[Saved data entries]
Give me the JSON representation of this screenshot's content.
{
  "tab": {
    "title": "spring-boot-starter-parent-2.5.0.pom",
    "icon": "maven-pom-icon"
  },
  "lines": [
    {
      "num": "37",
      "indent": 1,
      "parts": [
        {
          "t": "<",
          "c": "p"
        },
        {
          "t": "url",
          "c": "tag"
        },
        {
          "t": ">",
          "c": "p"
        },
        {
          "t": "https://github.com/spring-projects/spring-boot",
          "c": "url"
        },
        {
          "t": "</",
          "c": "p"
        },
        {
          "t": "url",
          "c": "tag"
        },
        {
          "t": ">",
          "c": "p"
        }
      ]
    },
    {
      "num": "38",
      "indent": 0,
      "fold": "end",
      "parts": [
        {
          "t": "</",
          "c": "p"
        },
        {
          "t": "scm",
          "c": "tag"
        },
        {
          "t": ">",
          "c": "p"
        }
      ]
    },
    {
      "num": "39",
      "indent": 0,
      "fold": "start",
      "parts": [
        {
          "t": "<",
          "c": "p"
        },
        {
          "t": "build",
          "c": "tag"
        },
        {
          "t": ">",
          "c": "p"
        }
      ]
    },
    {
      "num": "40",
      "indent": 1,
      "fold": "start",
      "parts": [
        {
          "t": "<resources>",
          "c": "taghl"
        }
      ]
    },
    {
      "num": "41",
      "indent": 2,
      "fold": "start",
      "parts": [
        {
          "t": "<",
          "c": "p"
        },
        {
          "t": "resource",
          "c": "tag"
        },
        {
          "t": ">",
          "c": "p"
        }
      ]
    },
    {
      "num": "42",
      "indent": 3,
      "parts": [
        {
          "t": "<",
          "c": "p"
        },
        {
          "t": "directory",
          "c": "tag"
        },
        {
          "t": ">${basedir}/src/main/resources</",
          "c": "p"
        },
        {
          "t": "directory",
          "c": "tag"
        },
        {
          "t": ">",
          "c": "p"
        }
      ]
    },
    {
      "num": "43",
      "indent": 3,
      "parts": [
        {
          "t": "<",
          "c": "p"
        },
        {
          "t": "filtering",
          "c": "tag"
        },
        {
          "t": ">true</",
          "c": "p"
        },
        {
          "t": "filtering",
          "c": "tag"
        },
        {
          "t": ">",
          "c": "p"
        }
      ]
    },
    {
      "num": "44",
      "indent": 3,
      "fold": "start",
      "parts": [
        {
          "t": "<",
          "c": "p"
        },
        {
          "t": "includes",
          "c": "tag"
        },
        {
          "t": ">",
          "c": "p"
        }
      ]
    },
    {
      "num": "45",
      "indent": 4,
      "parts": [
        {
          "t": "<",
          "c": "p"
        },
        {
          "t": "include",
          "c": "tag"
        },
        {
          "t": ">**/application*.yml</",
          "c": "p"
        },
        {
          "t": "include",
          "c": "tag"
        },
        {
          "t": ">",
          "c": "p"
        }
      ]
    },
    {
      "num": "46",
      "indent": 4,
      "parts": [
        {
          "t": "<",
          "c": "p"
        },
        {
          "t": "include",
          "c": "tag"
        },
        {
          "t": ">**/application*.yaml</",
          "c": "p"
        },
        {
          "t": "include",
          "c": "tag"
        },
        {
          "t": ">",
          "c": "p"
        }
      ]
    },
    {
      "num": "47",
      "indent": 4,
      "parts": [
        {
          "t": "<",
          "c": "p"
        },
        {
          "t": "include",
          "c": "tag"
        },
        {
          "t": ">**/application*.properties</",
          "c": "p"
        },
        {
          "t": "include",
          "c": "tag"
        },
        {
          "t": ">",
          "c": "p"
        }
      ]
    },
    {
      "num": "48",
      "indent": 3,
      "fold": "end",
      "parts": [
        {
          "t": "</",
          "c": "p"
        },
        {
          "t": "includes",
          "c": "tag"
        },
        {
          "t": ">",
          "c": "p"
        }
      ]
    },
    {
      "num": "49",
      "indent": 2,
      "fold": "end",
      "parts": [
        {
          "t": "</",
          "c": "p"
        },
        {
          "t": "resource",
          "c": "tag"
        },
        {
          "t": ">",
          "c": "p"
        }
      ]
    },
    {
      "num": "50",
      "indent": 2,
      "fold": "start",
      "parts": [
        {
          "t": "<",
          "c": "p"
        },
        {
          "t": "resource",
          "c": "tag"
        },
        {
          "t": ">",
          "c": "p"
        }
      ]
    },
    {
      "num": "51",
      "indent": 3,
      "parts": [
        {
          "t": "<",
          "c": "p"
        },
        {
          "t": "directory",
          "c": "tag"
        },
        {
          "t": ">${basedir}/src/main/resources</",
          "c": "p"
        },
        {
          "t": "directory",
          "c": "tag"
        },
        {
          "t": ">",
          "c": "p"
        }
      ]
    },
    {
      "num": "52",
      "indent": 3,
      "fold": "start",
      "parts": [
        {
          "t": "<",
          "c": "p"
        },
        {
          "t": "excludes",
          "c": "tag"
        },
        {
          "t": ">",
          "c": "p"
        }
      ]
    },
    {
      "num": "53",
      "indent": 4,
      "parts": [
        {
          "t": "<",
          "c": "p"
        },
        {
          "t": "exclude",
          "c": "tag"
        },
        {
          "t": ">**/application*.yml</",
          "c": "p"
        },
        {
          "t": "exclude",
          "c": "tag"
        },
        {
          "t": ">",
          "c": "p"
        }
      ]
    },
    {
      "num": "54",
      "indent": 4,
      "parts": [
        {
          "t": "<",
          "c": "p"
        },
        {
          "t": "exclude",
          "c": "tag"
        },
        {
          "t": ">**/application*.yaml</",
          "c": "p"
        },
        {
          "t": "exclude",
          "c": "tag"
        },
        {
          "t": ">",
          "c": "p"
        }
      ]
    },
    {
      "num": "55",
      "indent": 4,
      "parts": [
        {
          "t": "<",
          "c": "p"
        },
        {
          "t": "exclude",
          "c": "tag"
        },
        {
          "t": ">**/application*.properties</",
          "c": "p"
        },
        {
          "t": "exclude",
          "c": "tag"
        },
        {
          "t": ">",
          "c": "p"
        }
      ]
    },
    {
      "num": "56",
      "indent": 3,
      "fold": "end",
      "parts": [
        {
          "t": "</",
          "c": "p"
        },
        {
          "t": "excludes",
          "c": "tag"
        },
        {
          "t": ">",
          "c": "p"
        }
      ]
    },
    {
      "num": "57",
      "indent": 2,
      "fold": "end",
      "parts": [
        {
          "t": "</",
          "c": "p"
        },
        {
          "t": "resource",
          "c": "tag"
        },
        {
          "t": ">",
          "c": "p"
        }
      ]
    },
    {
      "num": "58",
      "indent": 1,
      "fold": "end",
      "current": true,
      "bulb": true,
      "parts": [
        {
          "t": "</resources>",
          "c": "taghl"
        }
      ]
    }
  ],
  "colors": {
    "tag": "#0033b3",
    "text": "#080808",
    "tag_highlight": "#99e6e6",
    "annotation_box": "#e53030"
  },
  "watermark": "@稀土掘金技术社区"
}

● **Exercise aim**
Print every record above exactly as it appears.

● **Response area**
Give me the JSON representation of this screenshot's content.
{
  "tab": {
    "title": "spring-boot-starter-parent-2.5.0.pom",
    "icon": "maven-pom-icon"
  },
  "lines": [
    {
      "num": "37",
      "indent": 1,
      "parts": [
        {
          "t": "<",
          "c": "p"
        },
        {
          "t": "url",
          "c": "tag"
        },
        {
          "t": ">",
          "c": "p"
        },
        {
          "t": "https://github.com/spring-projects/spring-boot",
          "c": "url"
        },
        {
          "t": "</",
          "c": "p"
        },
        {
          "t": "url",
          "c": "tag"
        },
        {
          "t": ">",
          "c": "p"
        }
      ]
    },
    {
      "num": "38",
      "indent": 0,
      "fold": "end",
      "parts": [
        {
          "t": "</",
          "c": "p"
        },
        {
          "t": "scm",
          "c": "tag"
        },
        {
          "t": ">",
          "c": "p"
        }
      ]
    },
    {
      "num": "39",
      "indent": 0,
      "fold": "start",
      "parts": [
        {
          "t": "<",
          "c": "p"
        },
        {
          "t": "build",
          "c": "tag"
        },
        {
          "t": ">",
          "c": "p"
        }
      ]
    },
    {
      "num": "40",
      "indent": 1,
      "fold": "start",
      "parts": [
        {
          "t": "<resources>",
          "c": "taghl"
        }
      ]
    },
    {
      "num": "41",
      "indent": 2,
      "fold": "start",
      "parts": [
        {
          "t": "<",
          "c": "p"
        },
        {
          "t": "resource",
          "c": "tag"
        },
        {
          "t": ">",
          "c": "p"
        }
      ]
    },
    {
      "num": "42",
      "indent": 3,
      "parts": [
        {
          "t": "<",
          "c": "p"
        },
        {
          "t": "directory",
          "c": "tag"
        },
        {
          "t": ">${basedir}/src/main/resources</",
          "c": "p"
        },
        {
          "t": "directory",
          "c": "tag"
        },
        {
          "t": ">",
          "c": "p"
        }
      ]
    },
    {
      "num": "43",
      "indent": 3,
      "parts": [
        {
          "t": "<",
          "c": "p"
        },
        {
          "t": "filtering",
          "c": "tag"
        },
        {
          "t": ">true</",
          "c": "p"
        },
        {
          "t": "filtering",
          "c": "tag"
        },
        {
          "t": ">",
          "c": "p"
        }
      ]
    },
    {
      "num": "44",
      "indent": 3,
      "fold": "start",
      "parts": [
        {
          "t": "<",
          "c": "p"
        },
        {
          "t": "includes",
          "c": "tag"
        },
        {
          "t": ">",
          "c": "p"
        }
      ]
    },
    {
      "num": "45",
      "indent": 4,
      "parts": [
        {
          "t": "<",
          "c": "p"
        },
        {
          "t": "include",
          "c": "tag"
        },
        {
          "t": ">**/application*.yml</",
          "c": "p"
        },
        {
          "t": "include",
          "c": "tag"
        },
        {
          "t": ">",
          "c": "p"
        }
      ]
    },
    {
      "num": "46",
      "indent": 4,
      "parts": [
        {
          "t": "<",
          "c": "p"
        },
        {
          "t": "include",
          "c": "tag"
        },
        {
          "t": ">**/application*.yaml</",
          "c": "p"
        },
        {
          "t": "include",
          "c": "tag"
        },
        {
          "t": ">",
          "c": "p"
        }
      ]
    },
    {
      "num": "47",
      "indent": 4,
      "parts": [
        {
          "t": "<",
          "c": "p"
        },
        {
          "t": "include",
          "c": "tag"
        },
        {
          "t": ">**/application*.properties</",
          "c": "p"
        },
        {
          "t": "include",
          "c": "tag"
        },
        {
          "t": ">",
          "c": "p"
        }
      ]
    },
    {
      "num": "48",
      "indent": 3,
      "fold": "end",
      "parts": [
        {
          "t": "</",
          "c": "p"
        },
        {
          "t": "includes",
          "c": "tag"
        },
        {
          "t": ">",
          "c": "p"
        }
      ]
    },
    {
      "num": "49",
      "indent": 2,
      "fold": "end",
      "parts": [
        {
          "t": "</",
          "c": "p"
        },
        {
          "t": "resource",
          "c": "tag"
        },
        {
          "t": ">",
          "c": "p"
        }
      ]
    },
    {
      "num": "50",
      "indent": 2,
      "fold": "start",
      "parts": [
        {
          "t": "<",
          "c": "p"
        },
        {
          "t": "resource",
          "c": "tag"
        },
        {
          "t": ">",
          "c": "p"
        }
      ]
    },
    {
      "num": "51",
      "indent": 3,
      "parts": [
        {
          "t": "<",
          "c": "p"
        },
        {
          "t": "directory",
          "c": "tag"
        },
        {
          "t": ">${basedir}/src/main/resources</",
          "c": "p"
        },
        {
          "t": "directory",
          "c": "tag"
        },
        {
          "t": ">",
          "c": "p"
        }
      ]
    },
    {
      "num": "52",
      "indent": 3,
      "fold": "start",
      "parts": [
        {
          "t": "<",
          "c": "p"
        },
        {
          "t": "excludes",
          "c": "tag"
        },
        {
          "t": ">",
          "c": "p"
        }
      ]
    },
    {
      "num": "53",
      "indent": 4,
      "parts": [
        {
          "t": "<",
          "c": "p"
        },
        {
          "t": "exclude",
          "c": "tag"
        },
        {
          "t": ">**/application*.yml</",
          "c": "p"
        },
        {
          "t": "exclude",
          "c": "tag"
        },
        {
          "t": ">",
          "c": "p"
        }
      ]
    },
    {
      "num": "54",
      "indent": 4,
      "parts": [
        {
          "t": "<",
          "c": "p"
        },
        {
          "t": "exclude",
          "c": "tag"
        },
        {
          "t": ">**/application*.yaml</",
          "c": "p"
        },
        {
          "t": "exclude",
          "c": "tag"
        },
        {
          "t": ">",
          "c": "p"
        }
      ]
    },
    {
      "num": "55",
      "indent": 4,
      "parts": [
        {
          "t": "<",
          "c": "p"
        },
        {
          "t": "exclude",
          "c": "tag"
        },
        {
          "t": ">**/application*.properties</",
          "c": "p"
        },
        {
          "t": "exclude",
          "c": "tag"
        },
        {
          "t": ">",
          "c": "p"
        }
      ]
    },
    {
      "num": "56",
      "indent": 3,
      "fold": "end",
      "parts": [
        {
          "t": "</",
          "c": "p"
        },
        {
          "t": "excludes",
          "c": "tag"
        },
        {
          "t": ">",
          "c": "p"
        }
      ]
    },
    {
      "num": "57",
      "indent": 2,
      "fold": "end",
      "parts": [
        {
          "t": "</",
          "c": "p"
        },
        {
          "t": "resource",
          "c": "tag"
        },
        {
          "t": ">",
          "c": "p"
        }
      ]
    },
    {
      "num": "58",
      "indent": 1,
      "fold": "end",
      "current": true,
      "bulb": true,
      "parts": [
        {
          "t": "</resources>",
          "c": "taghl"
        }
      ]
    }
  ],
  "colors": {
    "tag": "#0033b3",
    "text": "#080808",
    "tag_highlight": "#99e6e6",
    "annotation_box": "#e53030"
  },
  "watermark": "@稀土掘金技术社区"
}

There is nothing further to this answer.